◆ Supplied material ◆
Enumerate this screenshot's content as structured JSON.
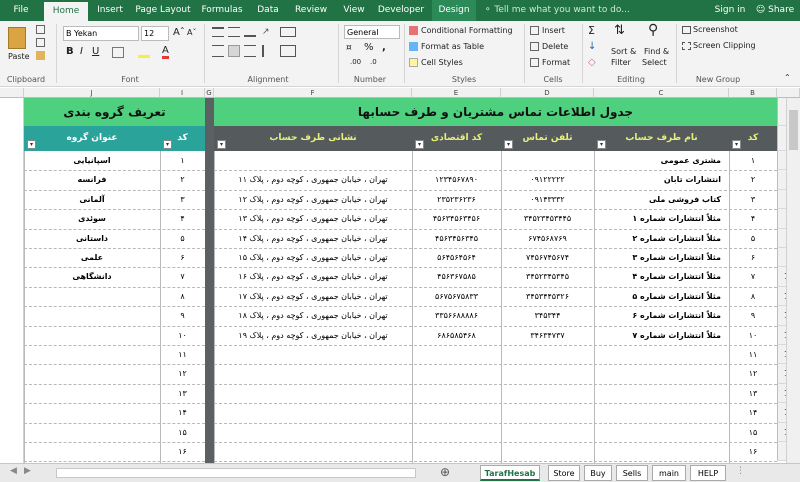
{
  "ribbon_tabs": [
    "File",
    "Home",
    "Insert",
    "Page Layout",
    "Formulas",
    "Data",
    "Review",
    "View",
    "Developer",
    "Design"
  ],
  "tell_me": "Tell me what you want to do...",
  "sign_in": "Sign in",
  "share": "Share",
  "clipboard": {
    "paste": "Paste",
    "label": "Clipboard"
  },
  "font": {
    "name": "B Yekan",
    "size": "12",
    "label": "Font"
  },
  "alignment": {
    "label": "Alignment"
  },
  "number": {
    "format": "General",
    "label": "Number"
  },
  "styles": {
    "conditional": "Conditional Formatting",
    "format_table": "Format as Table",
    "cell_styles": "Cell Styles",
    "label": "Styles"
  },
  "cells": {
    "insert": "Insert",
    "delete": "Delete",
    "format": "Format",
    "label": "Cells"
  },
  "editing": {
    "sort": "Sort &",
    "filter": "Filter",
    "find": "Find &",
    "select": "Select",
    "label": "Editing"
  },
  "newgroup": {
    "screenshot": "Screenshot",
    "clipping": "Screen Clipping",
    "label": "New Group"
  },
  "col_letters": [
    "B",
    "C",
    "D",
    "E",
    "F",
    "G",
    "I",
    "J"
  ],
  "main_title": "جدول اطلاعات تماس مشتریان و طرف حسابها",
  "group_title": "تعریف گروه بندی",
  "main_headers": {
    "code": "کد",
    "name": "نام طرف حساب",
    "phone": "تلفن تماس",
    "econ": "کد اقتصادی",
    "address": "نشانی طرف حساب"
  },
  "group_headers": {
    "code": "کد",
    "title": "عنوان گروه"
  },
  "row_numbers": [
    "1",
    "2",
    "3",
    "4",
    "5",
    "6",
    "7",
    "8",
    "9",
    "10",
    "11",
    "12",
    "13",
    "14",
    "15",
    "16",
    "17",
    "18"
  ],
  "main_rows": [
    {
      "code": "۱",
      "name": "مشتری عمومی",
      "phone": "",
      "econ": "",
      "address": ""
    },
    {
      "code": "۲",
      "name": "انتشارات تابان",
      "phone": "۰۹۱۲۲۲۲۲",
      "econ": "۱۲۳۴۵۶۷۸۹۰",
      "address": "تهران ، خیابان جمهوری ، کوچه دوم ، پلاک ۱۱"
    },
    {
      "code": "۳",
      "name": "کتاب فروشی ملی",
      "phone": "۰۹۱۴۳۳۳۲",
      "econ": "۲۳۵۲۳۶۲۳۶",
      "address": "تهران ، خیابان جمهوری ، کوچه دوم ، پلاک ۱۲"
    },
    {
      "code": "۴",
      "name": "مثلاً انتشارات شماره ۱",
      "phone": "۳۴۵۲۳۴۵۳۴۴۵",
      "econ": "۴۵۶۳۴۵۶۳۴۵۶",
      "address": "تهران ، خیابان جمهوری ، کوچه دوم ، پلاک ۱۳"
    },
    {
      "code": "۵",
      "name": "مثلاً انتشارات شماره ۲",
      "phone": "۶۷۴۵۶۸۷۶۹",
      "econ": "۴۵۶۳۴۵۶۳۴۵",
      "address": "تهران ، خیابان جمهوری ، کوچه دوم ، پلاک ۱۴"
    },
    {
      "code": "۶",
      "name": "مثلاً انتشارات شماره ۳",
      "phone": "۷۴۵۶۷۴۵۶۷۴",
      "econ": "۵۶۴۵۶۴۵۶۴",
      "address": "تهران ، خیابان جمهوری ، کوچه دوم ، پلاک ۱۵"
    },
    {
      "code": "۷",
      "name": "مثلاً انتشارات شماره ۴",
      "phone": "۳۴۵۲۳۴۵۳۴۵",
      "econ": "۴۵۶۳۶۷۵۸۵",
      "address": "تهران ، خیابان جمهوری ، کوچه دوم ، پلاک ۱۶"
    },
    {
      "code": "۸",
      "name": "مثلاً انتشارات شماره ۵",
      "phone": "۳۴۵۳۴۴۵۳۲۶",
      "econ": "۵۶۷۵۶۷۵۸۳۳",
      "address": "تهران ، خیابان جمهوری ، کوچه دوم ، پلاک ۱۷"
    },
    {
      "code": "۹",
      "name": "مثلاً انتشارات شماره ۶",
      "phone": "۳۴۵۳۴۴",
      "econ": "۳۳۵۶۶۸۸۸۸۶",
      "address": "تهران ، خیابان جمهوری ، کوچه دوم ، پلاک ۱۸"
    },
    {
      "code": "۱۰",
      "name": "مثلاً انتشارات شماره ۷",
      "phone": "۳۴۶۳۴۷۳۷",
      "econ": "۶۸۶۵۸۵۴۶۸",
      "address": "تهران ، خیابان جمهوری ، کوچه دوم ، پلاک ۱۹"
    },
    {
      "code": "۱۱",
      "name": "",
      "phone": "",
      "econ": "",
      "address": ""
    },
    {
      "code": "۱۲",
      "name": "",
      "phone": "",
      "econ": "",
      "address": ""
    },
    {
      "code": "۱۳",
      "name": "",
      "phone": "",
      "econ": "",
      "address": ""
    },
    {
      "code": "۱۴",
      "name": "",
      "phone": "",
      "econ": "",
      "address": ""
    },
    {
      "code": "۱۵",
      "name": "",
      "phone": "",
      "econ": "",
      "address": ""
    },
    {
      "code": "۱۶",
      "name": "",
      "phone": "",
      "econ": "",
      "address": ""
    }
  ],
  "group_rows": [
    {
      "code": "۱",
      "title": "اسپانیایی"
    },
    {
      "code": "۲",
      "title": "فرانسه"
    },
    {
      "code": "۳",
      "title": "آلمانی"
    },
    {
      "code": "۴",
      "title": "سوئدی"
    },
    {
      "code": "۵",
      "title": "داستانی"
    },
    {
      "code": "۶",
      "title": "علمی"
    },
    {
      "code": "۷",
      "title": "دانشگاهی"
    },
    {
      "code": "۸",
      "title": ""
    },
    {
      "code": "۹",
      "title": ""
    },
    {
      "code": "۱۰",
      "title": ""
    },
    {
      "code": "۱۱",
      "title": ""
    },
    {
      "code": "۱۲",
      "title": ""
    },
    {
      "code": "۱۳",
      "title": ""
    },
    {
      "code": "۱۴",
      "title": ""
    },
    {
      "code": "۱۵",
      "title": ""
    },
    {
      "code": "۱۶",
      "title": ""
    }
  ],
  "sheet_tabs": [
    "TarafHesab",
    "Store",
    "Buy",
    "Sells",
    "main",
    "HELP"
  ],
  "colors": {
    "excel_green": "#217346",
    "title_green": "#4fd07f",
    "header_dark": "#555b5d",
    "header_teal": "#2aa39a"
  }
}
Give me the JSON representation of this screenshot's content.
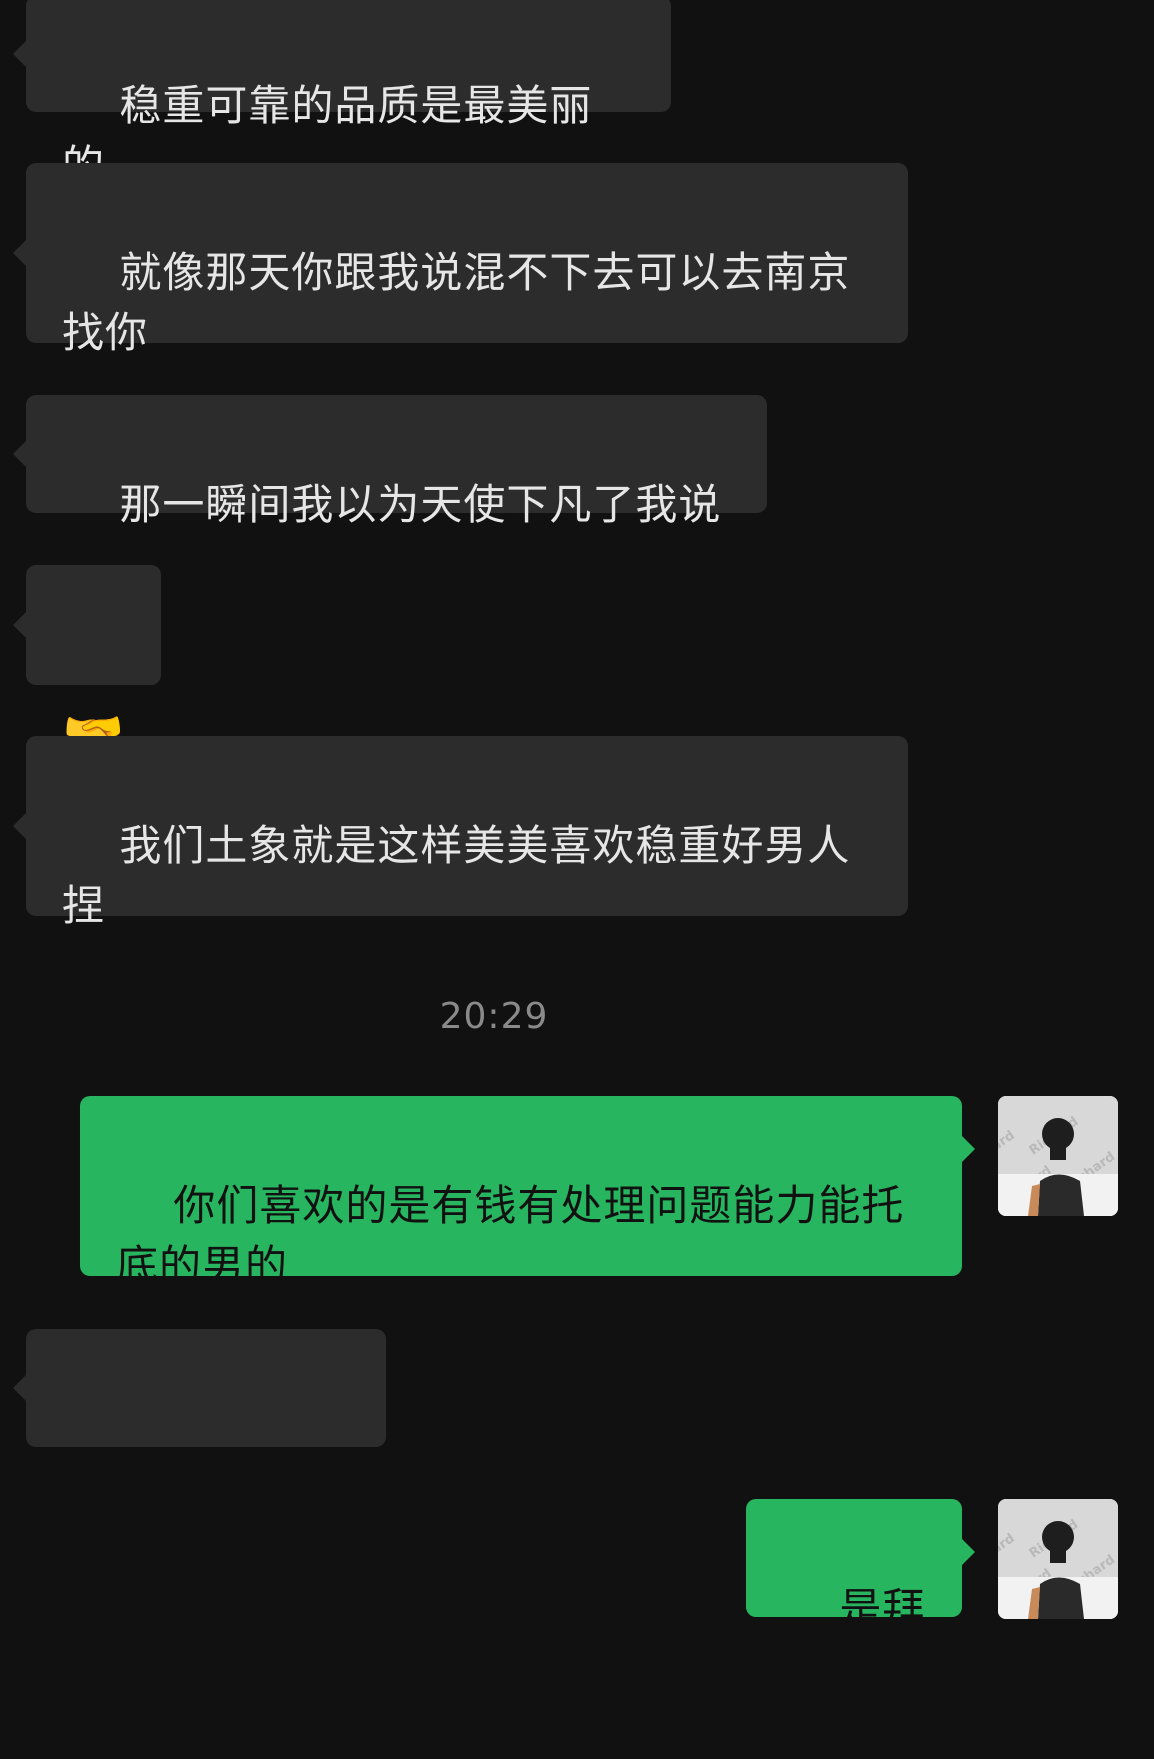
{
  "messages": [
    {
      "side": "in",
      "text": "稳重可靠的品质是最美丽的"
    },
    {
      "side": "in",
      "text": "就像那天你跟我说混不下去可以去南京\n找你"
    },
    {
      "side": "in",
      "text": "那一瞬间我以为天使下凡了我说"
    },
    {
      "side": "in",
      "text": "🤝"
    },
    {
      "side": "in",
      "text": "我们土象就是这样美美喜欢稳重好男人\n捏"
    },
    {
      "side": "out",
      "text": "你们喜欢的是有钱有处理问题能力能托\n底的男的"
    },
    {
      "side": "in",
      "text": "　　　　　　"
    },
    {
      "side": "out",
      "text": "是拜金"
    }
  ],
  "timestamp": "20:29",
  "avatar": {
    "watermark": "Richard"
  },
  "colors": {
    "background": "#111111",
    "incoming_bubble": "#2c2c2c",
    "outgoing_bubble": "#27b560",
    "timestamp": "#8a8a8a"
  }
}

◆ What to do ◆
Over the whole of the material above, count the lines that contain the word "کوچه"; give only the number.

◆ Exercise answer ◆
9